PROBLEM TO SOLVE -
For the word "text", search the records and show each line in which it occurs.

------------------------------------------------

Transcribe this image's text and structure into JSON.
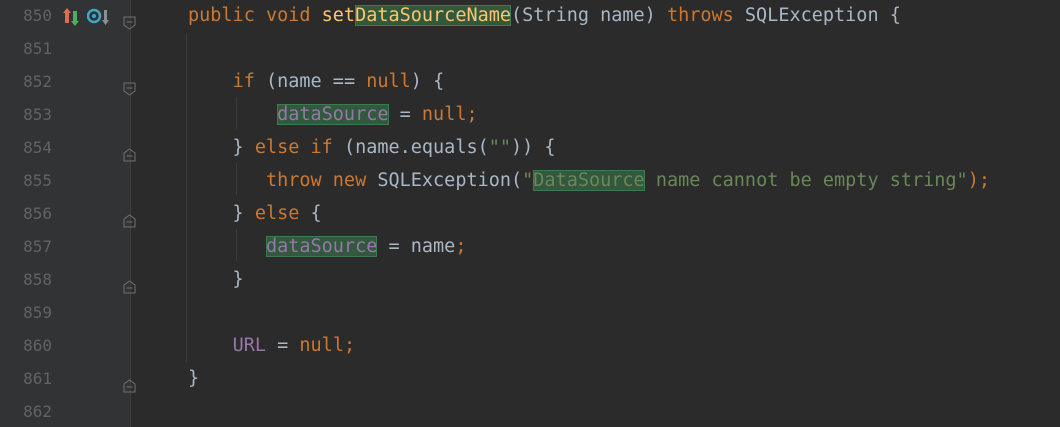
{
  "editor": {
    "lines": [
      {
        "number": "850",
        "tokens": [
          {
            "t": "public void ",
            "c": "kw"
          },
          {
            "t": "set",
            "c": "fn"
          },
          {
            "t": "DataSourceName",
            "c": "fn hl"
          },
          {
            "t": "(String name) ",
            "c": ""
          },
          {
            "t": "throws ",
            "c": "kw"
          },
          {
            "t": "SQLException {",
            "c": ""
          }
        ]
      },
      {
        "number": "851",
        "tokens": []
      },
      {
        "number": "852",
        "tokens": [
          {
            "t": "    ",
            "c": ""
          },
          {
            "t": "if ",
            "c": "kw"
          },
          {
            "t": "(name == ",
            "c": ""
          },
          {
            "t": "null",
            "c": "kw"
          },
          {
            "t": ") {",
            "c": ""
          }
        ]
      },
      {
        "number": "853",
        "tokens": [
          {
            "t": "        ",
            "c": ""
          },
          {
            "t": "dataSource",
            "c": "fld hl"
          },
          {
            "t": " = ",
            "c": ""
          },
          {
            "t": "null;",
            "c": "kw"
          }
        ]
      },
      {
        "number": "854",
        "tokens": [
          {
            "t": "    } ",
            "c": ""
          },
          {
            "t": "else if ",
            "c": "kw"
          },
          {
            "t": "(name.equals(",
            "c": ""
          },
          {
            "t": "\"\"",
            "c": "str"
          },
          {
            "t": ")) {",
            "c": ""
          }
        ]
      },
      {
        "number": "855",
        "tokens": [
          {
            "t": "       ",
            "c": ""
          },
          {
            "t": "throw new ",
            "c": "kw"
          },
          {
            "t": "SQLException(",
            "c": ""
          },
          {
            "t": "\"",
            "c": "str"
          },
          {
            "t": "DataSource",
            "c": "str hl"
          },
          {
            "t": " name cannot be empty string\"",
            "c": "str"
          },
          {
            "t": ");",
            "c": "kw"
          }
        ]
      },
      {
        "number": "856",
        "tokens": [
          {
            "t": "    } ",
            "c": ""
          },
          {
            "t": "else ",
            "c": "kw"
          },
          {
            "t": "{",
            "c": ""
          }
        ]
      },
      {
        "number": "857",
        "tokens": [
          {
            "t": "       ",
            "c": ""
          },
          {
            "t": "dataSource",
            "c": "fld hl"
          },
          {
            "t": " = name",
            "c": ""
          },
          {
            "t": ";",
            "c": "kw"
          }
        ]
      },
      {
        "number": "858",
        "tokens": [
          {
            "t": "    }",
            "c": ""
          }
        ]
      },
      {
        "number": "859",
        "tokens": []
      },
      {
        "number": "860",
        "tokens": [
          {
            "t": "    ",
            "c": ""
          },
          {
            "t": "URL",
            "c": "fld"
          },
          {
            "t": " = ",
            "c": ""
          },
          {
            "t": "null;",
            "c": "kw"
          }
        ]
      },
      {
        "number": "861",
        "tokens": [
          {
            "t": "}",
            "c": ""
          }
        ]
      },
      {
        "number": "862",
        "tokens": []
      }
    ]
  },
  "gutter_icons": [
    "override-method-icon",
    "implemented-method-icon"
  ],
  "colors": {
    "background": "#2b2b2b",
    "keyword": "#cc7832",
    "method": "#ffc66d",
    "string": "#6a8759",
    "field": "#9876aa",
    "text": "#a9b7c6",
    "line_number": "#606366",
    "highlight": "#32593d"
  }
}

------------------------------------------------

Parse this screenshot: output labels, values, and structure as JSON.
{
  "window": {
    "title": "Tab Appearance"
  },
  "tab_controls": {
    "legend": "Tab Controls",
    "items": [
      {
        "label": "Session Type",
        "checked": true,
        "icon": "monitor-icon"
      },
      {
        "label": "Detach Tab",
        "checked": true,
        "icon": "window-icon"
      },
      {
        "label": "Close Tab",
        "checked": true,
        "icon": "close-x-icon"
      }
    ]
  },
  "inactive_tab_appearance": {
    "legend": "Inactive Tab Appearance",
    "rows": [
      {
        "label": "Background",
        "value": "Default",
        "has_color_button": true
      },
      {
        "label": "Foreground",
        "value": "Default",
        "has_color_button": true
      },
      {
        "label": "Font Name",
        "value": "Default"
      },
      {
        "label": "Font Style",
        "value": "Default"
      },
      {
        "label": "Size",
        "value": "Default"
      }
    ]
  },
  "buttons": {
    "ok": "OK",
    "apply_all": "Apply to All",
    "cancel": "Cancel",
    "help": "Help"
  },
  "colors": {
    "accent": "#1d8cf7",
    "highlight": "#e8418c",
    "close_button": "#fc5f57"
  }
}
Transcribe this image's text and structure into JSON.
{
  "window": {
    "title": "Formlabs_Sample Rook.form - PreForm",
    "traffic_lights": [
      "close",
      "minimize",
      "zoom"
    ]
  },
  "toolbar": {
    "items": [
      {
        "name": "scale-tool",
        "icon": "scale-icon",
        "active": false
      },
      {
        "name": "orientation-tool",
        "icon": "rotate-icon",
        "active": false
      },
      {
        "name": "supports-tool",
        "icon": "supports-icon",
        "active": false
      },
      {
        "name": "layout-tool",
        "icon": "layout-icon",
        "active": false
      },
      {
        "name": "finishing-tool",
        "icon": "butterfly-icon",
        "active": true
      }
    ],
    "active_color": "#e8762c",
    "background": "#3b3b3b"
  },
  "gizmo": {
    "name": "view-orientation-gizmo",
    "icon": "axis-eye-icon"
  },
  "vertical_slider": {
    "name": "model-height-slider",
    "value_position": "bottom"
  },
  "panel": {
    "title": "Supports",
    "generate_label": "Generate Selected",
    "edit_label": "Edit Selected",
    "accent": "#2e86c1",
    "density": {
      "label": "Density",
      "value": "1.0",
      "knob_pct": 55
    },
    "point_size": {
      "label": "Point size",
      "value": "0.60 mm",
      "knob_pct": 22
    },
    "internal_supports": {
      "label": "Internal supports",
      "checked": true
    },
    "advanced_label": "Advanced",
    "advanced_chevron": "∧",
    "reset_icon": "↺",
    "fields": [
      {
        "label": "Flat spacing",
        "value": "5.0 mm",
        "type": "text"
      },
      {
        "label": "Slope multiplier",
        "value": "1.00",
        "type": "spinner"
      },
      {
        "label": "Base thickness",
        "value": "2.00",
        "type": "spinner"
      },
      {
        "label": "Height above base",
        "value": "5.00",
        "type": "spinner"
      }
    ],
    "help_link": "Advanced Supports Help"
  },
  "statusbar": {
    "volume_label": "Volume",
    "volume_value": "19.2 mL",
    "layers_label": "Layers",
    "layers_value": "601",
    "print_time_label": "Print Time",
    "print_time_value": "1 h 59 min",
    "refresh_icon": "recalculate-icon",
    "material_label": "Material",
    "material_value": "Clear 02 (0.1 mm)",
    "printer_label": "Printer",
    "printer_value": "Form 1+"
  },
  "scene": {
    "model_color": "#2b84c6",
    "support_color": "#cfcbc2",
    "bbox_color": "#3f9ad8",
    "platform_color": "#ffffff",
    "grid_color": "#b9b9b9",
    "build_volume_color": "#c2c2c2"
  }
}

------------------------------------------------

ANSWER TO THIS PROBLEM -
Transcribe this image's text and structure into JSON.
    "text": "#a9b7c6",
Transcribe this image's text and structure into JSON.
        "type": "text"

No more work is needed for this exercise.